Records supplied section start

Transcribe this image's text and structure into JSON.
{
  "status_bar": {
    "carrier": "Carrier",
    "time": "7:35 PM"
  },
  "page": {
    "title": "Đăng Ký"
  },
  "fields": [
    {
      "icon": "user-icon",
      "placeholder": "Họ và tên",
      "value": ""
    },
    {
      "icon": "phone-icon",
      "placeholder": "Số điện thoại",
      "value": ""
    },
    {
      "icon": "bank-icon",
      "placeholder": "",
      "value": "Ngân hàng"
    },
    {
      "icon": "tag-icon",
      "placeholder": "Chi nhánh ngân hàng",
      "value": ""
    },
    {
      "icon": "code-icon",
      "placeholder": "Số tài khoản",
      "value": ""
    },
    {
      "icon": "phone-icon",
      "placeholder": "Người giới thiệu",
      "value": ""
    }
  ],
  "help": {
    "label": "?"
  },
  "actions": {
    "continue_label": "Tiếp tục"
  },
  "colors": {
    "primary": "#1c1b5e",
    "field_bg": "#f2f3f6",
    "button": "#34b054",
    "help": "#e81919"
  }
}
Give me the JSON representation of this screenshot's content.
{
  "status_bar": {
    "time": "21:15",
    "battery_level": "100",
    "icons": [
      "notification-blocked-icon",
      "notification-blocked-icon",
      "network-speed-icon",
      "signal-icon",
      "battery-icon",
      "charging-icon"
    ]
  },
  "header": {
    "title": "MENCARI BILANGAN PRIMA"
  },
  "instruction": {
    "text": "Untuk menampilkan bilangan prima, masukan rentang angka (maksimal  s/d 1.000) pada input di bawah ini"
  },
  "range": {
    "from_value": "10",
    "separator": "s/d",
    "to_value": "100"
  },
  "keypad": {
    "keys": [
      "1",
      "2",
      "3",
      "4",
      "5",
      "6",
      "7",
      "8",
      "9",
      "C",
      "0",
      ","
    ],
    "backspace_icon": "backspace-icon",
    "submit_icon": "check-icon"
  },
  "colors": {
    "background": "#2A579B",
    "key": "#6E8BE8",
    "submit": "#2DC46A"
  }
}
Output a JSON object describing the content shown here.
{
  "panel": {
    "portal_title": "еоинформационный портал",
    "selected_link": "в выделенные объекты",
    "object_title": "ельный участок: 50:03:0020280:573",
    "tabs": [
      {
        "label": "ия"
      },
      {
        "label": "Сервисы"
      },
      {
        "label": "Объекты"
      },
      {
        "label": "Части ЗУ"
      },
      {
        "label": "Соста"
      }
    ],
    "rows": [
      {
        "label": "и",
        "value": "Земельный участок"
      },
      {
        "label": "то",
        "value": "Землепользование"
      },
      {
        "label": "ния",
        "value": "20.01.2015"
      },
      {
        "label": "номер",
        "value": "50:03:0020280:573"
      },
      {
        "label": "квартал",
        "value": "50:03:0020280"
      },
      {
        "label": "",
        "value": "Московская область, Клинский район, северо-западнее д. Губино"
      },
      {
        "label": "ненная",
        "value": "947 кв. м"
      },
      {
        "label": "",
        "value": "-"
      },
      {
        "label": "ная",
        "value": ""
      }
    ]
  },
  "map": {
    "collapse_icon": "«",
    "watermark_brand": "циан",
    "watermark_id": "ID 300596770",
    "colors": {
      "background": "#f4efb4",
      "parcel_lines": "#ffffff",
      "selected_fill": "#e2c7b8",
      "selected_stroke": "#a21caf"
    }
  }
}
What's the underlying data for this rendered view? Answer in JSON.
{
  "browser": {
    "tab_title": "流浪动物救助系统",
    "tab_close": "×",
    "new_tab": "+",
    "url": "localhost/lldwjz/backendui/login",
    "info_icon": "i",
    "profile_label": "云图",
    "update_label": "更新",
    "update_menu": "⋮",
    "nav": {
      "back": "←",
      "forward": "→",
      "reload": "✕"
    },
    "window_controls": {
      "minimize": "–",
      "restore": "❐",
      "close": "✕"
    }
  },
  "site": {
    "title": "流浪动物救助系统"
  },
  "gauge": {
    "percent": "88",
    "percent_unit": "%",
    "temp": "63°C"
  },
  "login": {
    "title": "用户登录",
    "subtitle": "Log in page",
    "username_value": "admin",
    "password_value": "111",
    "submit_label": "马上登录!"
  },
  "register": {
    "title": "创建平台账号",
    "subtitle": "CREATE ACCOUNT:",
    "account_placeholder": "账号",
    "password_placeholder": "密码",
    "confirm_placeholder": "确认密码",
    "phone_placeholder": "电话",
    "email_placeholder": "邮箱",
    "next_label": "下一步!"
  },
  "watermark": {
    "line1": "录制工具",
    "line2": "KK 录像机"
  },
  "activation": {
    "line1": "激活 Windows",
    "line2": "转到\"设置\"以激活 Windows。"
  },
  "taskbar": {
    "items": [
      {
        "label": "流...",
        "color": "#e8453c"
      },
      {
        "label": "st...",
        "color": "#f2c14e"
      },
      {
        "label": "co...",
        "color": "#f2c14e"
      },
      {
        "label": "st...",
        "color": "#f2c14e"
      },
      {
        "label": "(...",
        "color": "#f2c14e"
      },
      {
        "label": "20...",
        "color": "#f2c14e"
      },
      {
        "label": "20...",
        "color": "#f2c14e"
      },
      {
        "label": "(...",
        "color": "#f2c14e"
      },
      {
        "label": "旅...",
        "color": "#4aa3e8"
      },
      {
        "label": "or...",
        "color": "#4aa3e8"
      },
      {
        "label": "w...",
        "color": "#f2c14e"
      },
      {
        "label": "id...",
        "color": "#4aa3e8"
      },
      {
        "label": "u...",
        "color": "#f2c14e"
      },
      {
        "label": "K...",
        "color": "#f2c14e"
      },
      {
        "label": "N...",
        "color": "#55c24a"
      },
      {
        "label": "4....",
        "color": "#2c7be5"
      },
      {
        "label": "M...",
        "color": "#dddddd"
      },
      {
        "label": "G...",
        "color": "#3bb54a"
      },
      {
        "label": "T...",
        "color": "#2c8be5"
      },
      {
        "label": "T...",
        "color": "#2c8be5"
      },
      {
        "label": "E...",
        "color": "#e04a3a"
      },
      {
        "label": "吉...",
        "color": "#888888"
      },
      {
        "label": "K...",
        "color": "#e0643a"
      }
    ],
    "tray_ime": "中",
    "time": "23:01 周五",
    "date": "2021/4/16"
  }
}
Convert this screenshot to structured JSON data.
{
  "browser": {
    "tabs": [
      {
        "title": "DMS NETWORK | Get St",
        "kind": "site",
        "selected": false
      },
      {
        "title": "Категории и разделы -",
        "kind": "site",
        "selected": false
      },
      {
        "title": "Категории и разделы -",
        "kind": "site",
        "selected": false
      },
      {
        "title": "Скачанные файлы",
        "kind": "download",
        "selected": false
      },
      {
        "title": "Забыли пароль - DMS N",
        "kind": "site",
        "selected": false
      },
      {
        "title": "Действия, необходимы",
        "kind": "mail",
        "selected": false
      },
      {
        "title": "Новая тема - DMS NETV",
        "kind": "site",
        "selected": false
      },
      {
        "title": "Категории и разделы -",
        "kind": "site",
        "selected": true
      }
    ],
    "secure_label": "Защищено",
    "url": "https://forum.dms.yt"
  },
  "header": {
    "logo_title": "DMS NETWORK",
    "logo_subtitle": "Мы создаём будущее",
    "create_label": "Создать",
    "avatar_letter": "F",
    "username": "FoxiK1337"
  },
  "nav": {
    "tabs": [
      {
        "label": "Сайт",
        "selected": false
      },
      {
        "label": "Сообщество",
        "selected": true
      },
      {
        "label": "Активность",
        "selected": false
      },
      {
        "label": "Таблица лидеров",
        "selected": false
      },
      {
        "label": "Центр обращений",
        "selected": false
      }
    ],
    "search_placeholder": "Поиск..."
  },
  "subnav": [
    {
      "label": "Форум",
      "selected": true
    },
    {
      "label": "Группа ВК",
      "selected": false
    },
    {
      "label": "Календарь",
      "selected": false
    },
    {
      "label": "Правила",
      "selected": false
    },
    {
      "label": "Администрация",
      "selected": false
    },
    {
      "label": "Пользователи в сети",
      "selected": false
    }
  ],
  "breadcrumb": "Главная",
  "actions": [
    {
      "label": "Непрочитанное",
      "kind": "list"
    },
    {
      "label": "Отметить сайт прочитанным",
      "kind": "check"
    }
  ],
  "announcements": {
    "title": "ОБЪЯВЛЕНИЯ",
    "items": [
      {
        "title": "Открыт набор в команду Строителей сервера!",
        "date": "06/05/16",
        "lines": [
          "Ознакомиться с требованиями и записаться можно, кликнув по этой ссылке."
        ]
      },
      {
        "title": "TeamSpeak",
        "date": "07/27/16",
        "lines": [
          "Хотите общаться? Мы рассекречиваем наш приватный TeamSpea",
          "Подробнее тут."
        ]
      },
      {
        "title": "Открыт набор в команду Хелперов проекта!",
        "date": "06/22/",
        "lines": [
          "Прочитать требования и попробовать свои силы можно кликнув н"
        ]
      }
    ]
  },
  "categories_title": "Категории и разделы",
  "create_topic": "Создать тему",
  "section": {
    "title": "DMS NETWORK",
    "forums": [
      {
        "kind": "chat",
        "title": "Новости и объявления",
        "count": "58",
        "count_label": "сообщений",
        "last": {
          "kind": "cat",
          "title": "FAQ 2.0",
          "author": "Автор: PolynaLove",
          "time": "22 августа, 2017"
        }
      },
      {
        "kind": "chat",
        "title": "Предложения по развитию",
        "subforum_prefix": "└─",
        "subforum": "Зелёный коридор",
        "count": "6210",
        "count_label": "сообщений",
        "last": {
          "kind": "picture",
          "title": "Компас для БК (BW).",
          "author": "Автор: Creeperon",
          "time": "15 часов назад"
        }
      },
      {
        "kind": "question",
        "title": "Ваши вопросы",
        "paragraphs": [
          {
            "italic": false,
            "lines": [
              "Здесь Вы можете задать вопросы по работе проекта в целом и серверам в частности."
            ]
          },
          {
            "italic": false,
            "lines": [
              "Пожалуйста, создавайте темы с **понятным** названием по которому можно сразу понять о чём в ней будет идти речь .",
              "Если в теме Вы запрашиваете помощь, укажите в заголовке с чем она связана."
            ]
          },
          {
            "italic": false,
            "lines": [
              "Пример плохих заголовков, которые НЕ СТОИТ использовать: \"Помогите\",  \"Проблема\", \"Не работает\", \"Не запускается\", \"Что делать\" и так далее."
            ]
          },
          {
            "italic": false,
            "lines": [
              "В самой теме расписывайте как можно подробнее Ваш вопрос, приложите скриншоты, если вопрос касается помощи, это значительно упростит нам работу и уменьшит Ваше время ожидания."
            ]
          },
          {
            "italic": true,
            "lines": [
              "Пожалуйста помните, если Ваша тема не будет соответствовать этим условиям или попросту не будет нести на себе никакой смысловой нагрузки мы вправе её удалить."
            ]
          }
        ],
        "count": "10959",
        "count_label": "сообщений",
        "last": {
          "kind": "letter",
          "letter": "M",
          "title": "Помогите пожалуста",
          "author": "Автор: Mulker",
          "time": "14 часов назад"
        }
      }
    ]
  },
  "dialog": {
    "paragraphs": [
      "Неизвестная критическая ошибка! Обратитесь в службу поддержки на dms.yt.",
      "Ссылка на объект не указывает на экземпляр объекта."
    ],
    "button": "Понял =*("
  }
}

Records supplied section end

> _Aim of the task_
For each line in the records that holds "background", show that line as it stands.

> _Task solution_
    "background": "#2A579B",
      "background": "#f4efb4",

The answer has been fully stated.